DMA Study: Privacy Legislation Could Lead to Postal Rate Increase
The study found that rapid advances in computing, communications and database marketing technologies over the past 15 years have helped make mail a relatively efficient medium for targeted direct marketing. The study said information is the key component of effective targeting.
But without access to robust consumer information, mail becomes less cost-efficient as a marketing medium. In addition, the study found that direct marketers, which spent almost $45 billion in direct mail advertising in 2000, will migrate their ad spending to other media in response to privacy legislation.
The USPS cannot expect to survive if major marketers abandon the mail system for more cost-effective and reliable measures to reach their customers, the study concluded.
"We are concerned because the USPS is in a dogfight just to remain competitive and relevant, as it is," said H. Robert Wientzen, president/CEO of the Direct Marketing Association. "The last thing the postal service needs is another legislative nail in its coffin that will drive away its biggest customers."
If commercial mail volume decreases because of new legislative and regulatory burdens that restrict the use of marketing information, the USPS would have to find another way to finance its costs.
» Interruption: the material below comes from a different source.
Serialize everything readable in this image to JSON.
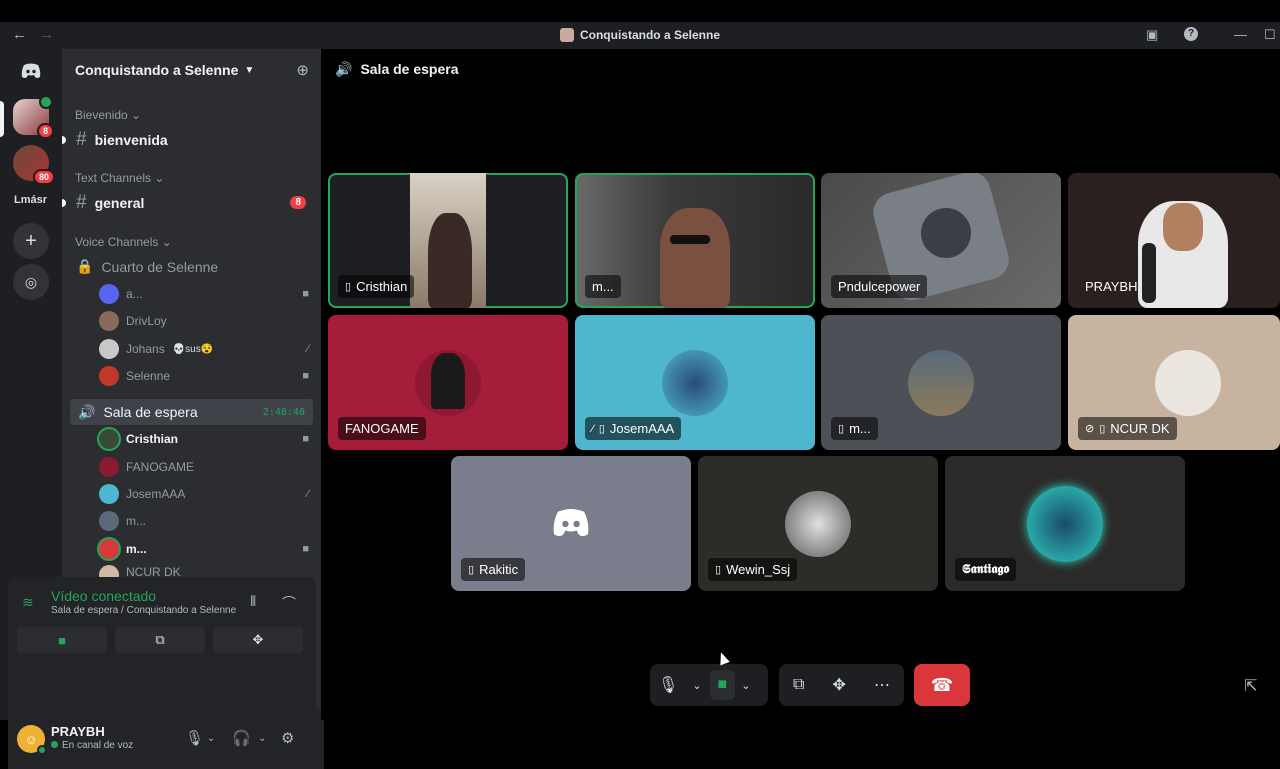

Under the current 31-year-old law that governs the USPS, its principal method for raising cash is raising rates.
"If an opt-in-style privacy bill were to become law, it would force companies to redirect limited advertising revenue away from the USPS," said Michael Turner, executive director of the Information Services Executive Council, an arm of the DMA that conducted the study. "Rather than market their wares through the mail, these companies will get their message out through alternate channels like cable television and print media, such as newspapers and magazines."
Other looming trends, such as the rapid erosion of prompt postal delivery and a series of additional postal rate hikes, also would cut into commercial mail volume, the study found.
"These 'supply-side shocks' diminish the role that the postal service can play as a marketing tool," Turner said.
The study was titled "The Likely Impact on USPS of Restrictions on Free Flow of Information."